As companies grow, they often risk losing control of their own corporate communication. The visual cues of communication instruments can become increasingly heterogeneous. There’s even a danger that companies may lose recognition as too many variations or sub-designs are developed. The Hanoverian Society advises horse owners on one of the most successful breeds of horses in the world. With the support of the Bremen-based Steinbeis Transfer Center for Integrated Design (i/i/d), the association successfully refocused its branding by cleaning up and modernizing its imagery and establishing coherent brand guidelines.
Corporate communication is a multifaceted discipline. Every visible expression of the brand – from business cards to headed notepaper, brochures, pamphlets, catalogs, the design of buildings, the desk in reception, email footers, website pages, every presentation, even promotional activity – everything has a design, each element conveys a message about the quality, philosophy, selfimage and customer orientation of the enterprise.
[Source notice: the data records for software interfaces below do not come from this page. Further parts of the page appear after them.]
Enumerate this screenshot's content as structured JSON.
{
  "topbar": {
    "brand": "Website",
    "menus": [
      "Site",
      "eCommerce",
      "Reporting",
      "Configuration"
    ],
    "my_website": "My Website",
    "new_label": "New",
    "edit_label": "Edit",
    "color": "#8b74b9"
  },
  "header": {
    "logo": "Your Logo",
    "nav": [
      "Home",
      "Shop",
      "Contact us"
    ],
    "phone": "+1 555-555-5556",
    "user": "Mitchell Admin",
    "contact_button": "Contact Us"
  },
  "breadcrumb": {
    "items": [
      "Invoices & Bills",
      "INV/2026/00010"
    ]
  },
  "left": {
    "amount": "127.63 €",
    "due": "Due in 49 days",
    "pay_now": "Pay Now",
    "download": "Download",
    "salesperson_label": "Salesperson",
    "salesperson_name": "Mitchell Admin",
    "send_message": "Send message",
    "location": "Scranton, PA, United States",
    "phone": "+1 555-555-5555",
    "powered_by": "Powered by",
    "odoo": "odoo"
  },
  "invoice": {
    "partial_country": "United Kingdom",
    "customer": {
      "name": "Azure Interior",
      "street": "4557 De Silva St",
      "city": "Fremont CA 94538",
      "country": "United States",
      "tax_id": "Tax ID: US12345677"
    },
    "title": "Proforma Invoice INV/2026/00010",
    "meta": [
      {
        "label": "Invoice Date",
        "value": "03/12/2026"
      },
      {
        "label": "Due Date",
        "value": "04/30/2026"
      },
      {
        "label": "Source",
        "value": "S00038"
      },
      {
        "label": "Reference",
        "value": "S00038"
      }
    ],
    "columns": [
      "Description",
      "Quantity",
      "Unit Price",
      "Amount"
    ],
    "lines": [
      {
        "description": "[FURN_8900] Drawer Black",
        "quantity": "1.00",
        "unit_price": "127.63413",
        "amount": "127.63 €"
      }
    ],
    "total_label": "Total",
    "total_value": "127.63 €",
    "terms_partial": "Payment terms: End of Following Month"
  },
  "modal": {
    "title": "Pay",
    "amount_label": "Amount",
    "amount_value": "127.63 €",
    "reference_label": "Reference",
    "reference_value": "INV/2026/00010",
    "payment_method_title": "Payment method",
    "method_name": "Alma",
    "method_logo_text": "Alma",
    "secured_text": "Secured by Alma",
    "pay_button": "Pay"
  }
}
Successfully merging materials and activities to focus resolutely on a common goal – and “living” a philosophy – has positive long-term impacts. Ideally, the messages conveyed by the company are condensed into a single, unmistakable, recognizable, and positively perceived brand. But often, a company designs materials that are simply too heterogeneous. Its product designer looks after the appearance of 3D products. Its graphical designer creates an appealing company logo. Its advertising agency thinks up a clever campaign. And if they’re unlucky, everyone interprets the brief and the image of the company differently, resulting in haphazard if not incongruous designs.
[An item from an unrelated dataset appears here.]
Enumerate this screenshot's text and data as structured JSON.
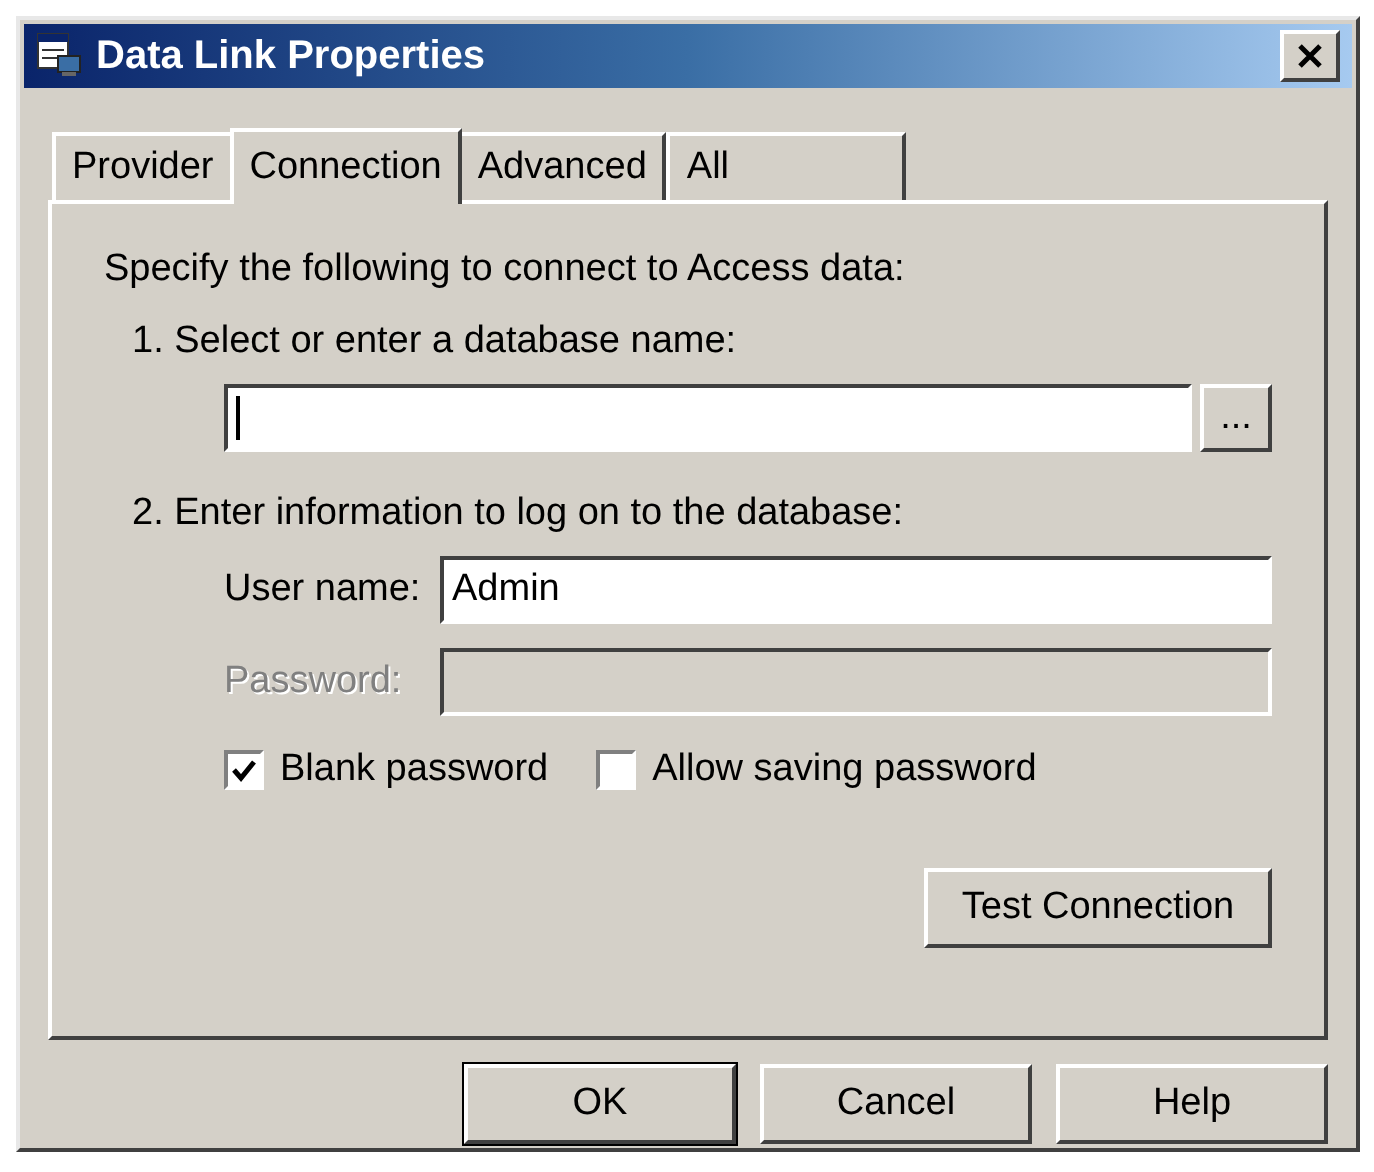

Alternatively, the company can approach the issue holistically, on an integrated basis. Different design processes and instruments can be dovetailed and coordinated. By integrating all elements of design, the company creates a clear, recognizable set of statements that is much easier (and cheaper) to communicate successfully than the heterogeneous alternatives.
An example of best practice in this area is provided by the Hanoverian Society. The term “brand” originally goes back to the branding of horses, so it actually stems from horse breeding. And the Hanoverian Society’s brand device is a prime example of a precise and succinct brand icon.
Unfortunately however, the Hanoverian Society had “let go of the reins” a bit in recent years when it came to its communication, partly due to its own success, which has been at an international level. Last year, the society successfully relaunched its brand. Central to its branding remains the Hanoverian H symbol, retaining yellow and black as this is already known internationally and thus good for recognition.
The brand is now part of an identity that forms an umbrella over the many Hanoverian associations, sub-associations, initiatives, promotions, organizational entities and even individual breeding farms, throughout the whole world. All media are now based on a clearly defined communication strategy and common design guidelines – from the “Hannoveraner” magazine to auction catalogs, headed notepaper, invitations and programs. The website will also adhere to these guidelines to ensure all media are clear and gain strong recognition.
The systematic design guidelines have other benefits, of course. Not only do they differentiate the Hanoverian brand clearly from the competition – and with it, the whole Hanoverian Society – they also make design processes and production more efficient. The identity and recognition of the Hanoverian Society grows hand-in-hand with identification with Hanoverian horses – something everyone in the Hanoverian fraternity can be proud of!
The i/i/d supports enterprises on a project basis or as a long-term consulting partner with the development of market-ready concepts, products and services. Its methods range from careful consideration of business potential to assessments of future market requirements. Its portfolio of services ranges from innovation strategies and corporate planning to communication design, brand development, industrial and interface design, and workstation design. It delivers products, processes and communications that arouse the interest of customers and users, and foster satisfaction – the foundation of sustainable success.